═════ RECORDS PROVIDED
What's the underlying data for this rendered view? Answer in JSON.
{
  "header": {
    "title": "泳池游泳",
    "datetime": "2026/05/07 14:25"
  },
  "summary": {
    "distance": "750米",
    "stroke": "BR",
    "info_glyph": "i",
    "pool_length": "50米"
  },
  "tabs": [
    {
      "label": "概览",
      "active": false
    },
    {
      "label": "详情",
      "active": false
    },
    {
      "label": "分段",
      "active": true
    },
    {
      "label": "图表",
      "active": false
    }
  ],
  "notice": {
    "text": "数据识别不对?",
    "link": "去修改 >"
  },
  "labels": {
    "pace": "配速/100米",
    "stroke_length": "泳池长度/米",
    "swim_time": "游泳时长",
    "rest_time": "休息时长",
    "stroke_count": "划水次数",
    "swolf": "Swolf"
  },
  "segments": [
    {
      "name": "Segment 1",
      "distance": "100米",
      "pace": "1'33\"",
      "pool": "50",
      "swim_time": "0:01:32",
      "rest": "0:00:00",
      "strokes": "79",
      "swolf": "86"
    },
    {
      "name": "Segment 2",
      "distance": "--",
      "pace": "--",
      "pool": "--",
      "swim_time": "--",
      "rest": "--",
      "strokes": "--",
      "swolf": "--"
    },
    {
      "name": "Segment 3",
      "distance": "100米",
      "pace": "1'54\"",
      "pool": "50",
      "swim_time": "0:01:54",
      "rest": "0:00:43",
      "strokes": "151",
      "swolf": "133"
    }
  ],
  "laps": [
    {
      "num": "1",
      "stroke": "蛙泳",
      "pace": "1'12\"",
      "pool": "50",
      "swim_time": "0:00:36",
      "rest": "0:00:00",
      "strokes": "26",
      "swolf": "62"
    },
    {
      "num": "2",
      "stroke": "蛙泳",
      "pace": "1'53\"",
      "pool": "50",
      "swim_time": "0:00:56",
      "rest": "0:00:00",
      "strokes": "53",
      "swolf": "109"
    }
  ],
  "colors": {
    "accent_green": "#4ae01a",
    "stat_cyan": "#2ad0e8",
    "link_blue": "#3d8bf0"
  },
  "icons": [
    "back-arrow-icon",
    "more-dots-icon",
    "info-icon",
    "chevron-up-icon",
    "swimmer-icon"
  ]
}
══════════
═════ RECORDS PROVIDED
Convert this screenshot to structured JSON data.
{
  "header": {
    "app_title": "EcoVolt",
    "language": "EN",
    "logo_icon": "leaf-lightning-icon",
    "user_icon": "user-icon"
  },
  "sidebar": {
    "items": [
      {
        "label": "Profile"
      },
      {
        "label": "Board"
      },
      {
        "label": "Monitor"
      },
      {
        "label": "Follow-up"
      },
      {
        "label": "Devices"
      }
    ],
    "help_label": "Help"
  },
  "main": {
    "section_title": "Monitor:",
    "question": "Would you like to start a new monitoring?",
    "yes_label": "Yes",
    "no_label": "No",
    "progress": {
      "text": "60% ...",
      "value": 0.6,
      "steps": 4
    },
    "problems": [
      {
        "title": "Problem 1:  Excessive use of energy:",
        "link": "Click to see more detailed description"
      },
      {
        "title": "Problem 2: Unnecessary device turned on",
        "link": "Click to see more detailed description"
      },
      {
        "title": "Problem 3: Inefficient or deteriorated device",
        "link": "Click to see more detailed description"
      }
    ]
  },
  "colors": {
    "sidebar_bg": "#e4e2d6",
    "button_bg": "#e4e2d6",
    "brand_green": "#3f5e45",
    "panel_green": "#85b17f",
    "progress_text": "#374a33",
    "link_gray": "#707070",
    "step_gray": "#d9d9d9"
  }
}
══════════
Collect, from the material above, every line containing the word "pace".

_SOLUTION TO THIS TASK_
    "pace": "配速/100米",
      "pace": "1'33\"",
      "pace": "--",
      "pace": "1'54\"",
      "pace": "1'12\"",
      "pace": "1'53\"",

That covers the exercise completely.